In the records below, pick out all lines containing the word "find".

Collection entries:
-=-=-=-=-

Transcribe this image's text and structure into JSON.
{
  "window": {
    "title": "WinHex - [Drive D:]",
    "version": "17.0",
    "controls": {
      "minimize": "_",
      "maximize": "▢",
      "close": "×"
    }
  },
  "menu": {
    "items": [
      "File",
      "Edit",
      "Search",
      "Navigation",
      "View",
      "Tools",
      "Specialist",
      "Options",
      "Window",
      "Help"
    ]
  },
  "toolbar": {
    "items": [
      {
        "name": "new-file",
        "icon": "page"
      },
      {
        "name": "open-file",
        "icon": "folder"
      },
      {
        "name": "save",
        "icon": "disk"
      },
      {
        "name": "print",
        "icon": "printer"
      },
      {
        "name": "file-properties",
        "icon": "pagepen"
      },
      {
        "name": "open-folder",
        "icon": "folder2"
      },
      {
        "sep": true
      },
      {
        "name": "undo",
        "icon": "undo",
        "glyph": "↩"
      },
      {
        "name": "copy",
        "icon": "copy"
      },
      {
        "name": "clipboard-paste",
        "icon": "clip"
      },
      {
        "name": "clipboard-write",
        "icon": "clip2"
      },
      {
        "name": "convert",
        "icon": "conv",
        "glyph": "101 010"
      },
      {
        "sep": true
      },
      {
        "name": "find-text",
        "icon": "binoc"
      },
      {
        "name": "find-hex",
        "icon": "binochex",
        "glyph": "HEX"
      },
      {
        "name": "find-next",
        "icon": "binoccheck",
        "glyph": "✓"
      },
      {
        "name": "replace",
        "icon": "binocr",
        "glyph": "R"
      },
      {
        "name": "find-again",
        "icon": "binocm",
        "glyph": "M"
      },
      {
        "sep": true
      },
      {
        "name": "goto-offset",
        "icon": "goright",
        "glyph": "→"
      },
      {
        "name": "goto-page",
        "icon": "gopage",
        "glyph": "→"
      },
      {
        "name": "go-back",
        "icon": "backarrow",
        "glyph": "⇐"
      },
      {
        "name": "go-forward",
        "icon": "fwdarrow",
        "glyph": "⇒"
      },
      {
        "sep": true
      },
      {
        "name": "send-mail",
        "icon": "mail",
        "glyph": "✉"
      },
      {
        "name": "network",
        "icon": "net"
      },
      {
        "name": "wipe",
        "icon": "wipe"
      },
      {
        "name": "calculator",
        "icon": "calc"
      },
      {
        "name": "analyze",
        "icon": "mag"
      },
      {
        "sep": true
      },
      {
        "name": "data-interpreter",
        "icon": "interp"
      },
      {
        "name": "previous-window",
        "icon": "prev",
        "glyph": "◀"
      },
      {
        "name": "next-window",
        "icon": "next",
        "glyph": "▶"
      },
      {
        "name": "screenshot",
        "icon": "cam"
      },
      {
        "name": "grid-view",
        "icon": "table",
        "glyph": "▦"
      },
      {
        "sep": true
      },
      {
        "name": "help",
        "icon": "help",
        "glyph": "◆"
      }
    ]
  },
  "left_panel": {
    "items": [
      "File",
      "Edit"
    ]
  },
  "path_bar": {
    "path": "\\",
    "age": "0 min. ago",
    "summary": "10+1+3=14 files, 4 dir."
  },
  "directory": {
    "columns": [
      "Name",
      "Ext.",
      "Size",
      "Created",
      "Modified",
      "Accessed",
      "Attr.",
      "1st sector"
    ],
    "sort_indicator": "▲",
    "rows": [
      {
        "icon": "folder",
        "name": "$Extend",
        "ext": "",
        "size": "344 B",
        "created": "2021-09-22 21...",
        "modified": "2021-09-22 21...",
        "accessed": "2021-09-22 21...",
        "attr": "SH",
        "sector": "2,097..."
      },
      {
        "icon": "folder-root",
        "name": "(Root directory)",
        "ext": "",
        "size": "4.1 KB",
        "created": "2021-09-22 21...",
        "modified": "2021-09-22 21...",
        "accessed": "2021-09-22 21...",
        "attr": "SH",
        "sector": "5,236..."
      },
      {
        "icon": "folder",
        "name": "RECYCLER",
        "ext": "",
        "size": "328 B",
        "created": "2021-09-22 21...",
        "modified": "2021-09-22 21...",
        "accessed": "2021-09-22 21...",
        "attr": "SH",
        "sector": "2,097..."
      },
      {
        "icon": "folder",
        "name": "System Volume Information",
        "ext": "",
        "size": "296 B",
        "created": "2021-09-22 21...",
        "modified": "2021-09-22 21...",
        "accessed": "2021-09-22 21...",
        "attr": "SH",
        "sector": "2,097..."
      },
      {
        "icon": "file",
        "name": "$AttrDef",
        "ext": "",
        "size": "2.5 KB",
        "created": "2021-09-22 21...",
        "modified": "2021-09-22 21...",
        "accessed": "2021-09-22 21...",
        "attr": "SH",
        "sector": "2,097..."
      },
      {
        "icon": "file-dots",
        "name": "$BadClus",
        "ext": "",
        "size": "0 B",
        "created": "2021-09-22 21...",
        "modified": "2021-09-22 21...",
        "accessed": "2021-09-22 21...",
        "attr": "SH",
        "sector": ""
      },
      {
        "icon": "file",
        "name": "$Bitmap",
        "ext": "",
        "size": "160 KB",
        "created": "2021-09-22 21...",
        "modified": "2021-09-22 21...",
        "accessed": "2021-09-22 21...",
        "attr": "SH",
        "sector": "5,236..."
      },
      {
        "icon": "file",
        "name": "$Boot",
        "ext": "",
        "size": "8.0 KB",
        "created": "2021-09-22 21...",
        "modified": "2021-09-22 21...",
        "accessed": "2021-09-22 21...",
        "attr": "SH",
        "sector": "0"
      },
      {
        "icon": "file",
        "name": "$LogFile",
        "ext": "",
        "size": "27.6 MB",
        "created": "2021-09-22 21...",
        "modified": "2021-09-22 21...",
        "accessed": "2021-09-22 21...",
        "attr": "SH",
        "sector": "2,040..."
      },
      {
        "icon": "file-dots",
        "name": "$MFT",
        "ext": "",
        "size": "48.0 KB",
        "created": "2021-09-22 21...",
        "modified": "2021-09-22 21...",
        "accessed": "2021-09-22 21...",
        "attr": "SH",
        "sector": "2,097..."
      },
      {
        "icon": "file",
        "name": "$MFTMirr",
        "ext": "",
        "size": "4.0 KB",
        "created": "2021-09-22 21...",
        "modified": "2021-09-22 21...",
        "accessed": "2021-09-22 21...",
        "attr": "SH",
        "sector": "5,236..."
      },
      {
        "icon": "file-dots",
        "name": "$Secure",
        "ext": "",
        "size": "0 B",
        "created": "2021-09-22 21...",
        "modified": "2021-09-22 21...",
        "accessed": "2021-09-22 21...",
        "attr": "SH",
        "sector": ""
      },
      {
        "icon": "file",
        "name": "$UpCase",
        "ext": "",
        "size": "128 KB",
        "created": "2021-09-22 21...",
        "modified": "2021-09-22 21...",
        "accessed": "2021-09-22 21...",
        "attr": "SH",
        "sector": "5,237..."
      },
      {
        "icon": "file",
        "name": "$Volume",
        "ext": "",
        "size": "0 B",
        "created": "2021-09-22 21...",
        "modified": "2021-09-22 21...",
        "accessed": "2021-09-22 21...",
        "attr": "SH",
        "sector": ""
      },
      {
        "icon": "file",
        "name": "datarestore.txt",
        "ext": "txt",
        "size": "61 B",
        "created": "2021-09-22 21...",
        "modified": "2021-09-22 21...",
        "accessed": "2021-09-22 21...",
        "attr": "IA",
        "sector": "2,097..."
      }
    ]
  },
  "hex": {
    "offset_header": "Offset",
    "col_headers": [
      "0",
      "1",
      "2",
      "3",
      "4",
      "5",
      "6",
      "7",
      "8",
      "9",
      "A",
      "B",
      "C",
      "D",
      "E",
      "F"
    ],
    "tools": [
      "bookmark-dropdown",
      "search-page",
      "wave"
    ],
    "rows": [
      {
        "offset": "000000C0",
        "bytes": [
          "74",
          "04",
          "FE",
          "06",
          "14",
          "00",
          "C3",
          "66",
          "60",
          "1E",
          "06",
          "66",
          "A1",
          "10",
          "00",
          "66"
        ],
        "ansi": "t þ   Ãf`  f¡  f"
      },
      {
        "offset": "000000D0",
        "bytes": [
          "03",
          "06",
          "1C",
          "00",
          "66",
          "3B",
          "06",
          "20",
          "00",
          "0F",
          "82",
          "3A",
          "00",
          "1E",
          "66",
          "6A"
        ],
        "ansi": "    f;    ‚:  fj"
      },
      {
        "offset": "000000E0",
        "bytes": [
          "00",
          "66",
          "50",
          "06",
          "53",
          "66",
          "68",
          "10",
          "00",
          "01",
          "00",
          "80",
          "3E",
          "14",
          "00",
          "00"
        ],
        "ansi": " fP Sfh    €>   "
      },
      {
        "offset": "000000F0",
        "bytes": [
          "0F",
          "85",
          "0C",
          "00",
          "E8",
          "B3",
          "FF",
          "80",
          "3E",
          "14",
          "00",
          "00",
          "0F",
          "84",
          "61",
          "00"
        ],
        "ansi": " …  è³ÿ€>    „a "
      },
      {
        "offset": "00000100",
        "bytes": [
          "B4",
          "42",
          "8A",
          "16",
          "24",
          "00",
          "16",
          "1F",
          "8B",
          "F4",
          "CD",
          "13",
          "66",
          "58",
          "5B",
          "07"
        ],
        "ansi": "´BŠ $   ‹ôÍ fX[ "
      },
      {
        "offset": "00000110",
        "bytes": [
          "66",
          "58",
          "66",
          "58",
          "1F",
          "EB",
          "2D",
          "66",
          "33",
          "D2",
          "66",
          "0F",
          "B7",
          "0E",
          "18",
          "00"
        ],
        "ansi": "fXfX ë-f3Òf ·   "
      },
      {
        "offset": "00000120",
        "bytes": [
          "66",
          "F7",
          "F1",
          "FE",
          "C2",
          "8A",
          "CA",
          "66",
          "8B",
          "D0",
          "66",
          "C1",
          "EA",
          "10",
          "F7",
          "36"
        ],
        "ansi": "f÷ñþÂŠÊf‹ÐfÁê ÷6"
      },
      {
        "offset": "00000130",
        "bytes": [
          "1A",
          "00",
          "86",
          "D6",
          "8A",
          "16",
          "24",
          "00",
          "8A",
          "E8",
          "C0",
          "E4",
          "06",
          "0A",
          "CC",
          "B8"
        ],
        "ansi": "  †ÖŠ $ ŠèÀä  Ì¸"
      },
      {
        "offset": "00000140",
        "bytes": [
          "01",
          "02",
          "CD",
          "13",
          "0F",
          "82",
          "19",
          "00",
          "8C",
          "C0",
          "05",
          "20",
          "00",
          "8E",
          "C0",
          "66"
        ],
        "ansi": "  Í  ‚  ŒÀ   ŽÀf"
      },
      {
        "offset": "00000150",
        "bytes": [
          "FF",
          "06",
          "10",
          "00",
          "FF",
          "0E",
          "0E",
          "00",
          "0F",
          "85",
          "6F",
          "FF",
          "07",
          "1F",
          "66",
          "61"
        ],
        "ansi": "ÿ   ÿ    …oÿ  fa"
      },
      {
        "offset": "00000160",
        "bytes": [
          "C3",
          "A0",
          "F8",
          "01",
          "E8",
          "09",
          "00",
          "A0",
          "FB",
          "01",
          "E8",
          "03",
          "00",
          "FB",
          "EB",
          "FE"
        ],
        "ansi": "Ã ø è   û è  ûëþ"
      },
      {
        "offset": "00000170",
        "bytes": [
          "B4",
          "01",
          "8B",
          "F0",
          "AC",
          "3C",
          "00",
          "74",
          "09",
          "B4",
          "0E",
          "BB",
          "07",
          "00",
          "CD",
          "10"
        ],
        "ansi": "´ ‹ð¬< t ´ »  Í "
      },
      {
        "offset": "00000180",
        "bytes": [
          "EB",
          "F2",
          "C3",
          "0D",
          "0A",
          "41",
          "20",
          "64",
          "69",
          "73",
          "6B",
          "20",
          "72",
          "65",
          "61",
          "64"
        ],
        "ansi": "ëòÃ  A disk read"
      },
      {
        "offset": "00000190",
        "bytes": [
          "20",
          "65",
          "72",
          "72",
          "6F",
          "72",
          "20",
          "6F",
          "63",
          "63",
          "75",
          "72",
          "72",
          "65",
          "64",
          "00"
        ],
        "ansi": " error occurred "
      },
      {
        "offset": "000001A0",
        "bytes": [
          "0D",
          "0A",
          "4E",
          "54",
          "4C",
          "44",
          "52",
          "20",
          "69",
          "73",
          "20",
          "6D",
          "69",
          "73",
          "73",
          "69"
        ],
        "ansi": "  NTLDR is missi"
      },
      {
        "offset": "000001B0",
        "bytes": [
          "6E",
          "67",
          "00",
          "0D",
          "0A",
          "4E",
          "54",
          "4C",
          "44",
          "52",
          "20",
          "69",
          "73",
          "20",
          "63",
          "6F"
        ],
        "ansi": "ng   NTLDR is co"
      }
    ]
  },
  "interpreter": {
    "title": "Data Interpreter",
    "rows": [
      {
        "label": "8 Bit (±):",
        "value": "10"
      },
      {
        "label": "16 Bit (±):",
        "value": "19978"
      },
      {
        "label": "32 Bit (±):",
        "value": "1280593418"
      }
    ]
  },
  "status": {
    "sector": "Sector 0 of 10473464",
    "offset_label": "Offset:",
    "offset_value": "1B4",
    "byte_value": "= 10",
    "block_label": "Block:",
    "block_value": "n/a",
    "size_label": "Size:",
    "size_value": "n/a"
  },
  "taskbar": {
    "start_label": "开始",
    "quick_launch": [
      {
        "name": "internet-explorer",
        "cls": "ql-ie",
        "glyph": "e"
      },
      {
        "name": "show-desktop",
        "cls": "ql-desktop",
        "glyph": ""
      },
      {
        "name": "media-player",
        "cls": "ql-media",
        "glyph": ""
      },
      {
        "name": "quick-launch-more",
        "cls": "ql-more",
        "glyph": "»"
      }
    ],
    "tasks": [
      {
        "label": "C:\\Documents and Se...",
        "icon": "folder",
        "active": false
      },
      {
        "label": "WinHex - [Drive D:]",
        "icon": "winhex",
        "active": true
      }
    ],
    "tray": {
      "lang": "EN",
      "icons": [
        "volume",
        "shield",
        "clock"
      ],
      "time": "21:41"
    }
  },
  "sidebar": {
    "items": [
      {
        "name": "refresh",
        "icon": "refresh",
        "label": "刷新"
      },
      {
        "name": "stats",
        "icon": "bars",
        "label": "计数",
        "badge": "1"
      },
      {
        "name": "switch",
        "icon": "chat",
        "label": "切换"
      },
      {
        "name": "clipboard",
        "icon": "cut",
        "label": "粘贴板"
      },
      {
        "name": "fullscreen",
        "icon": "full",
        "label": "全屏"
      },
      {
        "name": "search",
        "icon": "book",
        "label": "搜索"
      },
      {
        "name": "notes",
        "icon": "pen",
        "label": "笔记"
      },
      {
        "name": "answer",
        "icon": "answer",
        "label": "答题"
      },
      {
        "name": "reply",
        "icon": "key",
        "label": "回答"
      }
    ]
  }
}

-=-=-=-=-

== Exercise answer ==
        "name": "find-text",
        "name": "find-hex",
        "name": "find-next",
        "name": "find-again",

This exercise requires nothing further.